====== PROVIDED MATERIAL ======
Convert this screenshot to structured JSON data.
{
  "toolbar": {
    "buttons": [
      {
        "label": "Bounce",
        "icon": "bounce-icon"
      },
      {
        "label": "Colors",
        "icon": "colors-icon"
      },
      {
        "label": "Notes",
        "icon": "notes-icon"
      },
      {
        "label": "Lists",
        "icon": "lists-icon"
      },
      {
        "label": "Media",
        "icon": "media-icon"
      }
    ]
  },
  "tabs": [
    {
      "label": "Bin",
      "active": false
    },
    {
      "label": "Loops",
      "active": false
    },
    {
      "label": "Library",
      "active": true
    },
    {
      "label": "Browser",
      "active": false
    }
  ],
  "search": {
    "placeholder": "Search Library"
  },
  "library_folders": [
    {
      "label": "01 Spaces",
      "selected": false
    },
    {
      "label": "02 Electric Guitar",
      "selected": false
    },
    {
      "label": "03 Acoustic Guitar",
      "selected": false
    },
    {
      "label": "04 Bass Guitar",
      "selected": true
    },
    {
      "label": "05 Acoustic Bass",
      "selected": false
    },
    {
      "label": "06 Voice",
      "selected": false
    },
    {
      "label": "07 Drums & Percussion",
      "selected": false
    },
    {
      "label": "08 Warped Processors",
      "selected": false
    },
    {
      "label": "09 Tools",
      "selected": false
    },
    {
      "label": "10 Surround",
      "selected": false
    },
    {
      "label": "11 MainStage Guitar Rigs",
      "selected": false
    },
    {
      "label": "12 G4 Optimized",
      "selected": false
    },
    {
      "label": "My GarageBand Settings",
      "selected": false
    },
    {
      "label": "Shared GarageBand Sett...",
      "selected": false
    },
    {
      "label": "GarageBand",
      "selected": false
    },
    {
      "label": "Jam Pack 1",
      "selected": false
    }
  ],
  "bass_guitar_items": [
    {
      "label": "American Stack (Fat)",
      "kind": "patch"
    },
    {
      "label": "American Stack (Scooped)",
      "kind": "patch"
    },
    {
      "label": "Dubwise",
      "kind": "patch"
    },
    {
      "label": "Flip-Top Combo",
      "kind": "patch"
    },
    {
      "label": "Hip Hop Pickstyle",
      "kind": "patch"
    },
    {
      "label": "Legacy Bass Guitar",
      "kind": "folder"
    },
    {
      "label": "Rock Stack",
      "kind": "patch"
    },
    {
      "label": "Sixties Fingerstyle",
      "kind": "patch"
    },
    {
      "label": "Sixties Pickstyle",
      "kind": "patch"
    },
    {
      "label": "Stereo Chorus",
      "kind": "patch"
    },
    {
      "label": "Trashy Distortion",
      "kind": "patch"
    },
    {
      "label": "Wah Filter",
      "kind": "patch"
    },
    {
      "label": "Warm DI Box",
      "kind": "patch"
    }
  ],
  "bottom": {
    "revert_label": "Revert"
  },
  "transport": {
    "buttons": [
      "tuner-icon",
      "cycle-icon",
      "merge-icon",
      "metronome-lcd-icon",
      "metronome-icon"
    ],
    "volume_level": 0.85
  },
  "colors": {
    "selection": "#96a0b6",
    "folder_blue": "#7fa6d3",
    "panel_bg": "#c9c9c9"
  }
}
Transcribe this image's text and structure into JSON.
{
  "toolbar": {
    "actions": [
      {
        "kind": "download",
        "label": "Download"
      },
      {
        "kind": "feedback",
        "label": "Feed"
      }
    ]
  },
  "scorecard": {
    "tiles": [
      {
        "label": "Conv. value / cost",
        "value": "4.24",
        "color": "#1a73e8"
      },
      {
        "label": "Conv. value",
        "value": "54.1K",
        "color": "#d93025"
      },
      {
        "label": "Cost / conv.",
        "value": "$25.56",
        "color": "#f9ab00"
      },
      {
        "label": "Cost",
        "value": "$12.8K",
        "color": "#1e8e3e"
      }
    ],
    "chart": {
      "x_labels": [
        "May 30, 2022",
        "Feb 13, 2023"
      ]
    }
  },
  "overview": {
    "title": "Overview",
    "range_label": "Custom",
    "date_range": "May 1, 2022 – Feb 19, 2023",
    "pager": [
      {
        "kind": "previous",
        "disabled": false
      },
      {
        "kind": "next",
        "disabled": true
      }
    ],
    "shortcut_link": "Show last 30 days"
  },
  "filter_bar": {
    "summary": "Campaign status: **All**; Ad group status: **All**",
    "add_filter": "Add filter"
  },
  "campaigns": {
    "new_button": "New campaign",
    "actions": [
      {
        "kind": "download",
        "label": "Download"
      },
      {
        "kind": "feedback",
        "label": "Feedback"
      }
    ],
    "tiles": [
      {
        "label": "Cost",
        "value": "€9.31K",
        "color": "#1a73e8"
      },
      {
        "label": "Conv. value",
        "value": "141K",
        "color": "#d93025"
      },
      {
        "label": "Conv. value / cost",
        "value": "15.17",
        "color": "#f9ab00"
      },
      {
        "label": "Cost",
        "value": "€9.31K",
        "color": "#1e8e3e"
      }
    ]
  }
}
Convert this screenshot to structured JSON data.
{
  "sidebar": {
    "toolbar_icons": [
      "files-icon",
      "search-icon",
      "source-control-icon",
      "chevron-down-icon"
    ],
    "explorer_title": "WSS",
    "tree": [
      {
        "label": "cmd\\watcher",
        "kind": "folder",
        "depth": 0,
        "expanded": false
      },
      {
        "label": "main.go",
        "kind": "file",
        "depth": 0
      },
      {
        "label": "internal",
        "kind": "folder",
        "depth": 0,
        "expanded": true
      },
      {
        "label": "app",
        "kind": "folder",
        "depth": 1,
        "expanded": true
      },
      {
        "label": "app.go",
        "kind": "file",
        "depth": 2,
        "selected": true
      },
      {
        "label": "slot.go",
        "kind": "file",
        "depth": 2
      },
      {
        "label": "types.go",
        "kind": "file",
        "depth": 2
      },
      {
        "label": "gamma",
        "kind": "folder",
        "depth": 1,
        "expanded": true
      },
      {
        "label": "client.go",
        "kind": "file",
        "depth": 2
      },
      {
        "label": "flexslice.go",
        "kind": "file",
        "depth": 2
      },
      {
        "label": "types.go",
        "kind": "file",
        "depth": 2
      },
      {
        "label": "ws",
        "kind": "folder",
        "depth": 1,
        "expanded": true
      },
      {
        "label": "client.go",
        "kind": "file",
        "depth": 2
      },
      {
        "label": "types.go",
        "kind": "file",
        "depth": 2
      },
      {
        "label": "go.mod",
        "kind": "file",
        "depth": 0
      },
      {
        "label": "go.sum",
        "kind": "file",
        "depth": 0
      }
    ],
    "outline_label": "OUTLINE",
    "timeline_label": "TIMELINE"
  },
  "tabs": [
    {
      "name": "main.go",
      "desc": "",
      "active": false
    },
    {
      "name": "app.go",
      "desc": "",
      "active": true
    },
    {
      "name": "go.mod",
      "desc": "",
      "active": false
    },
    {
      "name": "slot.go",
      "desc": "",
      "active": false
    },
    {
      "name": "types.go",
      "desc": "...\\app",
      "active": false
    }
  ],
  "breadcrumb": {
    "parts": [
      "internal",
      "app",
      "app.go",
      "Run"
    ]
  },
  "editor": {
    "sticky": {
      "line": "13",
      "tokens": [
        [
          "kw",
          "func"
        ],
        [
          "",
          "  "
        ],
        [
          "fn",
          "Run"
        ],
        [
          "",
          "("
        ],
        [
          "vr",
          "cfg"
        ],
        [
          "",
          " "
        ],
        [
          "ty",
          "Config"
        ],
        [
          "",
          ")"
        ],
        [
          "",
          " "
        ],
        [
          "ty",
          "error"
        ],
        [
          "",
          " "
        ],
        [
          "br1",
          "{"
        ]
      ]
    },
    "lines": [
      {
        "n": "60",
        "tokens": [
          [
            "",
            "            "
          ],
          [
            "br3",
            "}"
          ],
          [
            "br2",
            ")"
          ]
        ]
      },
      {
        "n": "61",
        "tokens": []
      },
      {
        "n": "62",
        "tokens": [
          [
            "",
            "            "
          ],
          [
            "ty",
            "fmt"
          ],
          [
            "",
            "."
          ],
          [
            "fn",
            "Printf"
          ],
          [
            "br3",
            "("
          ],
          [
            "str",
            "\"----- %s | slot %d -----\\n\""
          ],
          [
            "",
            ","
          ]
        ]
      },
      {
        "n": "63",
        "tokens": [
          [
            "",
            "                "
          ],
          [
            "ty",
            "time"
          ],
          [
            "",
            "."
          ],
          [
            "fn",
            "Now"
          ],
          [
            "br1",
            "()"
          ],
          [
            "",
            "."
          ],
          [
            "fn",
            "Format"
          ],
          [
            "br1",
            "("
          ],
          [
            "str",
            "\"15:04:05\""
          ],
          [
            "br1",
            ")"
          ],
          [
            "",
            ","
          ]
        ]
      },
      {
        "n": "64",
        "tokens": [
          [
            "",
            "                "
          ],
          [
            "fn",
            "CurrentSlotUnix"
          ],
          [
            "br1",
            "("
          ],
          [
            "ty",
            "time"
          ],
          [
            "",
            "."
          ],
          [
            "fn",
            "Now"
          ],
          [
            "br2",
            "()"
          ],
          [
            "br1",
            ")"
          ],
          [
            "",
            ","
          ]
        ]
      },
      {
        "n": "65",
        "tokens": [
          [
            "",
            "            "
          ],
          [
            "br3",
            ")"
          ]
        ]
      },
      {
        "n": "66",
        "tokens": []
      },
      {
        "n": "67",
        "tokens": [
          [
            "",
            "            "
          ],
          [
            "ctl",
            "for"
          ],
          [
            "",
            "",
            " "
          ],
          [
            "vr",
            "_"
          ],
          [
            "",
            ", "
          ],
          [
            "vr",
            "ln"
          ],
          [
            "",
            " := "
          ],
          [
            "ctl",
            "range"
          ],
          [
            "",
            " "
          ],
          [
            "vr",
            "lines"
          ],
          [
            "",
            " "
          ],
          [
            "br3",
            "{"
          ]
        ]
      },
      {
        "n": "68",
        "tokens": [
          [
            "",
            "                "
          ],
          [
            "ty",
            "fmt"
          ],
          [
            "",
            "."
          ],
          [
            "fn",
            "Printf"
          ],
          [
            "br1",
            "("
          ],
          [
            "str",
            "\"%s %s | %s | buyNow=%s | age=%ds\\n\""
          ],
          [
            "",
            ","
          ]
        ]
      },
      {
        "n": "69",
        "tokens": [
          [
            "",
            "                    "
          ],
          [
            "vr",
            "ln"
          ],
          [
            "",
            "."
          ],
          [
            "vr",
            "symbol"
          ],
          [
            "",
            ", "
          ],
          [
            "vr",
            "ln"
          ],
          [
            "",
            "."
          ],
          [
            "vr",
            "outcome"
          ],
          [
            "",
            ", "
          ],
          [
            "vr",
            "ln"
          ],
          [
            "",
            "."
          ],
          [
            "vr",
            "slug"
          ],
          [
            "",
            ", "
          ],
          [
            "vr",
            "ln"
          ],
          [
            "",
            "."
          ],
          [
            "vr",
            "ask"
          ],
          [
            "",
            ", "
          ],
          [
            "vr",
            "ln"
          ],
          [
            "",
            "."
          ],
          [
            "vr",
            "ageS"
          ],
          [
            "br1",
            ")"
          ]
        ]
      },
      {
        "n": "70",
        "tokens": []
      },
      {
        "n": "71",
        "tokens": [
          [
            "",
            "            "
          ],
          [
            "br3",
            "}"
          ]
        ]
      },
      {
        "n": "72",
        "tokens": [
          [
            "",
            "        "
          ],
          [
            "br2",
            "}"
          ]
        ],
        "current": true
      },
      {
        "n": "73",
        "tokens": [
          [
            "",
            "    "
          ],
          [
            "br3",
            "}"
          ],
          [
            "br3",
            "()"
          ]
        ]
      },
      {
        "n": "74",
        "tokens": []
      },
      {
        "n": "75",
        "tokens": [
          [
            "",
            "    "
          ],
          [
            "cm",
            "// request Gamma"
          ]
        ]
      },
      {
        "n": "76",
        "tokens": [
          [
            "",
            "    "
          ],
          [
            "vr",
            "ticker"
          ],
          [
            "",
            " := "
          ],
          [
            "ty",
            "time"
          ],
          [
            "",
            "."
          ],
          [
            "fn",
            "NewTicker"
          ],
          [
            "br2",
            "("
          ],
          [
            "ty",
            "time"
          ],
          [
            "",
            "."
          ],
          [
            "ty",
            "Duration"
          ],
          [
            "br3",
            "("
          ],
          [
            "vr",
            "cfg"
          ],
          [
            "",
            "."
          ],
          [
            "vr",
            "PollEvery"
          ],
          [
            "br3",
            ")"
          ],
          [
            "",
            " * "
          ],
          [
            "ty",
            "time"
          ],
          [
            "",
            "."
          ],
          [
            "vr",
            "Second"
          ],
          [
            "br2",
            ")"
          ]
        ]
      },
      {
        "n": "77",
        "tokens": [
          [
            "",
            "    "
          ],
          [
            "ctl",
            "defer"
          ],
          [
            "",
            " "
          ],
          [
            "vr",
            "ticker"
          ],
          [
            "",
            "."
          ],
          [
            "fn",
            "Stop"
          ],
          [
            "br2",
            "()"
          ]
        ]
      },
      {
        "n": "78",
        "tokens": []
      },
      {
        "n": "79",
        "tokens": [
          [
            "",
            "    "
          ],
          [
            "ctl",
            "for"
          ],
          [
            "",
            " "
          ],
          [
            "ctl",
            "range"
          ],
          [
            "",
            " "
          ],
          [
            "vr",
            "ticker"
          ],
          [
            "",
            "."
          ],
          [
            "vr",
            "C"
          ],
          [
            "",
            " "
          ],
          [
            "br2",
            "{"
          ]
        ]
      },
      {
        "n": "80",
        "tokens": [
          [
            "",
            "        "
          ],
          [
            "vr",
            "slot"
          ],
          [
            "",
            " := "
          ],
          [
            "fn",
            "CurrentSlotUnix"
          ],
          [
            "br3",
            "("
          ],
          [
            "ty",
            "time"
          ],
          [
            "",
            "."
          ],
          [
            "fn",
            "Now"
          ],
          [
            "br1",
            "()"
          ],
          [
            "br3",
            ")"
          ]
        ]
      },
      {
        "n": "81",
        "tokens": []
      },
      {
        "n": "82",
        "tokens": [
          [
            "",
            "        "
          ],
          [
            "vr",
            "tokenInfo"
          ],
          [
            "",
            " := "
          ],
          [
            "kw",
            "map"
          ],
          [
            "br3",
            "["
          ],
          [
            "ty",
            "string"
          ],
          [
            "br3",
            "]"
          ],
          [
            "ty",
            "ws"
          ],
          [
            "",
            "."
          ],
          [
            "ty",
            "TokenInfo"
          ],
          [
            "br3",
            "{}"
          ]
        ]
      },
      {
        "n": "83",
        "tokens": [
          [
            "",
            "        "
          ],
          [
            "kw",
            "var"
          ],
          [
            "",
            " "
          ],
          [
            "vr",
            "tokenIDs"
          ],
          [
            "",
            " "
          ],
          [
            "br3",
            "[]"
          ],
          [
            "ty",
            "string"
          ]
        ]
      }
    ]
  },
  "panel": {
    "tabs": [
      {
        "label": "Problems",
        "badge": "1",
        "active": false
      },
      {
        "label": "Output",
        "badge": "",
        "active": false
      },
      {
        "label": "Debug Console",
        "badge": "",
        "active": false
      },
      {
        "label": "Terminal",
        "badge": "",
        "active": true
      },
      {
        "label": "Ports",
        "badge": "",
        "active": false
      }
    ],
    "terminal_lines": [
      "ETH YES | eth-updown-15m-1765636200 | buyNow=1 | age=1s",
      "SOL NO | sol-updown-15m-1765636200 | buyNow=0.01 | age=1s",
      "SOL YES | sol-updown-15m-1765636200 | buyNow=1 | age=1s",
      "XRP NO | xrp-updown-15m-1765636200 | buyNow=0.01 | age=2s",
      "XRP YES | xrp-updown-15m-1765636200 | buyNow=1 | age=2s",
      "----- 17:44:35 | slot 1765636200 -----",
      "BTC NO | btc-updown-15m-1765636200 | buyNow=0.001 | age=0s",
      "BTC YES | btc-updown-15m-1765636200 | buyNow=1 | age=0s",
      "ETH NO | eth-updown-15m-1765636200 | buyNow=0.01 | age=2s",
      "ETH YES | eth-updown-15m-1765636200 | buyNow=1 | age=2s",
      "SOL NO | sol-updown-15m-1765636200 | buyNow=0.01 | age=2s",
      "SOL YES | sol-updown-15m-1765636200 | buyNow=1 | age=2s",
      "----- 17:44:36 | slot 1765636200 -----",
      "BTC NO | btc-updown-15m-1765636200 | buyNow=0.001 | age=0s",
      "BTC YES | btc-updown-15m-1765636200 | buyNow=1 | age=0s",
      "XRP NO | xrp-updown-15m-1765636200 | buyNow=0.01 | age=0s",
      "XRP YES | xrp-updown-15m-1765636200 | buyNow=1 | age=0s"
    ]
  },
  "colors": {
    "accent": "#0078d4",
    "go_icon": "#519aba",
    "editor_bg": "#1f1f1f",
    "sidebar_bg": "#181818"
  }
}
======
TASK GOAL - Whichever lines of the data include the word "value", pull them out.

THE ANSWER -
        "label": "Conv. value / cost",
        "value": "4.24",
        "label": "Conv. value",
        "value": "54.1K",
        "value": "$25.56",
        "value": "$12.8K",
        "value": "€9.31K",
        "label": "Conv. value",
        "value": "141K",
        "label": "Conv. value / cost",
        "value": "15.17",
        "value": "€9.31K",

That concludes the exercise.